▶ _Record excerpts_:
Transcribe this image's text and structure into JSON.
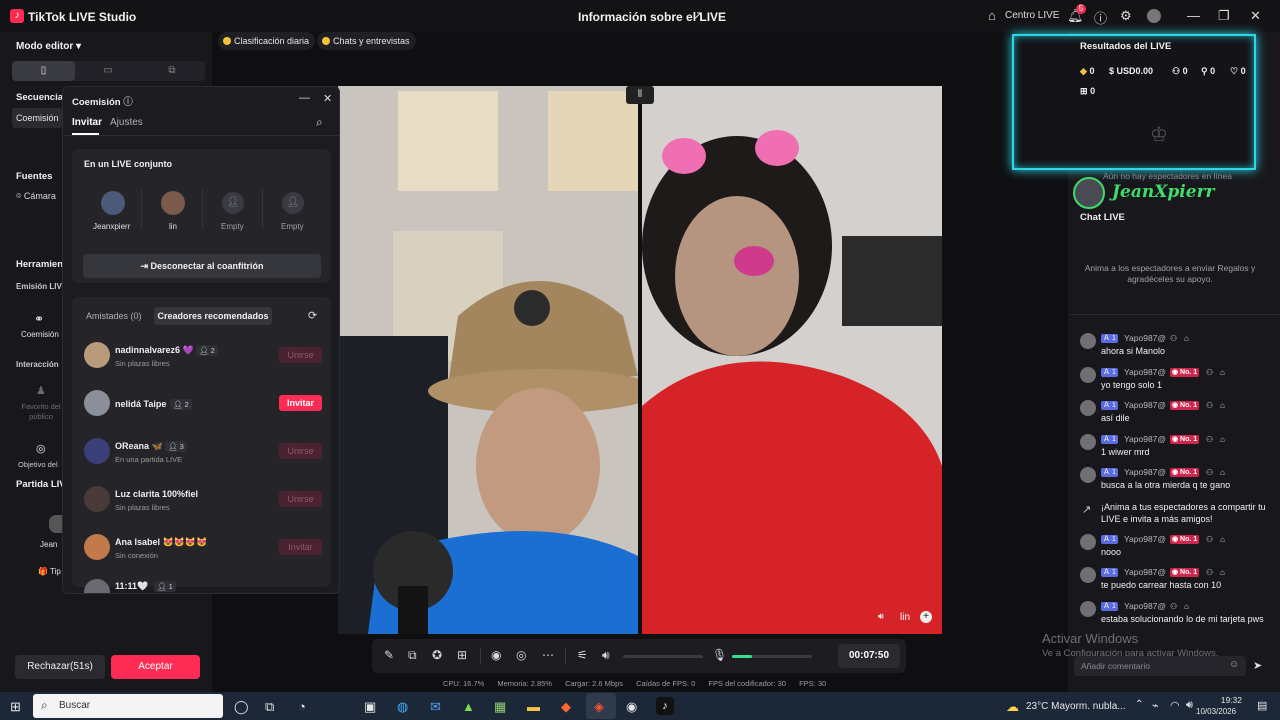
{
  "titlebar": {
    "app_title": "TikTok LIVE Studio",
    "center_title": "Información sobre el LIVE",
    "centro_live": "Centro LIVE",
    "notif_count": "5"
  },
  "chips": {
    "daily_rank": "Clasificación diaria",
    "chats": "Chats y entrevistas"
  },
  "sidebar": {
    "mode": "Modo editor",
    "sequences": "Secuencias",
    "coemission": "Coemisión",
    "sources": "Fuentes",
    "camera": "Cámara",
    "tools": "Herramientas",
    "live_emission": "Emisión LIVE",
    "coemision_tool": "Coemisión",
    "interaction": "Interacción",
    "favorite": "Favorito del público",
    "goal": "Objetivo del",
    "match": "Partida LIVE",
    "jean_short": "Jean",
    "tips": "Tip"
  },
  "popup": {
    "title": "Coemisión",
    "tab_invite": "Invitar",
    "tab_settings": "Ajustes",
    "joint_live": "En un LIVE conjunto",
    "guests": [
      {
        "name": "Jeanxpierr"
      },
      {
        "name": "lin"
      },
      {
        "name": "Empty"
      },
      {
        "name": "Empty"
      }
    ],
    "disconnect": "Desconectar al coanfitrión",
    "friends_tab": "Amistades (0)",
    "recommended_tab": "Creadores recomendados",
    "creators": [
      {
        "name": "nadinnalvarez6 💜",
        "count": "2",
        "sub": "Sin plazas libres",
        "action": "Unirse",
        "enabled": false,
        "color": "#b99a7a"
      },
      {
        "name": "nelidá Taipe",
        "count": "2",
        "sub": "",
        "action": "Invitar",
        "enabled": true,
        "color": "#8a8f9a"
      },
      {
        "name": "OReana 🦋",
        "count": "3",
        "sub": "En una partida LIVE",
        "action": "Unirse",
        "enabled": false,
        "color": "#3a3f7a"
      },
      {
        "name": "Luz clarita 100%fiel",
        "count": "",
        "sub": "Sin plazas libres",
        "action": "Unirse",
        "enabled": false,
        "color": "#4a3a3a"
      },
      {
        "name": "Ana Isabel 😻😻😻😻",
        "count": "",
        "sub": "Sin conexión",
        "action": "Invitar",
        "enabled": false,
        "color": "#c27a4a"
      },
      {
        "name": "11:11🤍",
        "count": "1",
        "sub": "",
        "action": "Invitar",
        "enabled": false,
        "color": "#6a6a72"
      }
    ]
  },
  "bottom_buttons": {
    "reject": "Rechazar(51s)",
    "accept": "Aceptar"
  },
  "video": {
    "right_label": "lin"
  },
  "controls": {
    "timer": "00:07:50",
    "mic_level": 0.25
  },
  "stats": {
    "cpu": "CPU:  16.7%",
    "memory": "Memoria:  2.85%",
    "upload": "Cargar:  2.6 Mbps",
    "fps_drops": "Caídas de FPS:  0",
    "encoder_fps": "FPS del codificador:  30",
    "fps": "FPS:  30"
  },
  "results": {
    "title": "Resultados del LIVE",
    "coins": "0",
    "usd": "USD0.00",
    "viewers": "0",
    "followers": "0",
    "likes": "0",
    "gifts": "0",
    "no_viewers": "Aún no hay espectadores en línea",
    "overlay_name": "JeanXpierr"
  },
  "chat": {
    "title": "Chat LIVE",
    "prompt": "Anima a los espectadores a enviar Regalos y agradéceles su apoyo.",
    "messages": [
      {
        "user": "Yapo987@",
        "text": "ahora si Manolo",
        "no1": false
      },
      {
        "user": "Yapo987@",
        "text": "yo tengo solo 1",
        "no1": true
      },
      {
        "user": "Yapo987@",
        "text": "así dile",
        "no1": true
      },
      {
        "user": "Yapo987@",
        "text": "1 wiwer mrd",
        "no1": true
      },
      {
        "user": "Yapo987@",
        "text": "busca a la otra mierda q te gano",
        "no1": true
      }
    ],
    "share_prompt": "¡Anima a tus espectadores a compartir tu LIVE e invita a más amigos!",
    "messages2": [
      {
        "user": "Yapo987@",
        "text": "nooo",
        "no1": true
      },
      {
        "user": "Yapo987@",
        "text": "te puedo carrear hasta con 10",
        "no1": true
      },
      {
        "user": "Yapo987@",
        "text": "estaba solucionando lo de mi tarjeta pws",
        "no1": false
      }
    ],
    "level": "1",
    "no1_label": "No. 1",
    "input_placeholder": "Añadir comentario"
  },
  "watermark": {
    "line1": "Activar Windows",
    "line2": "Ve a Configuración para activar Windows."
  },
  "taskbar": {
    "search": "Buscar",
    "weather": "23°C  Mayorm. nubla...",
    "time": "19:32",
    "date": "10/03/2026"
  },
  "colors": {
    "accent": "#fe2c55",
    "glow": "#2fd7e6"
  }
}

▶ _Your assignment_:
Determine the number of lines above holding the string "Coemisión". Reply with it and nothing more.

▶ _Answer for the task_:
3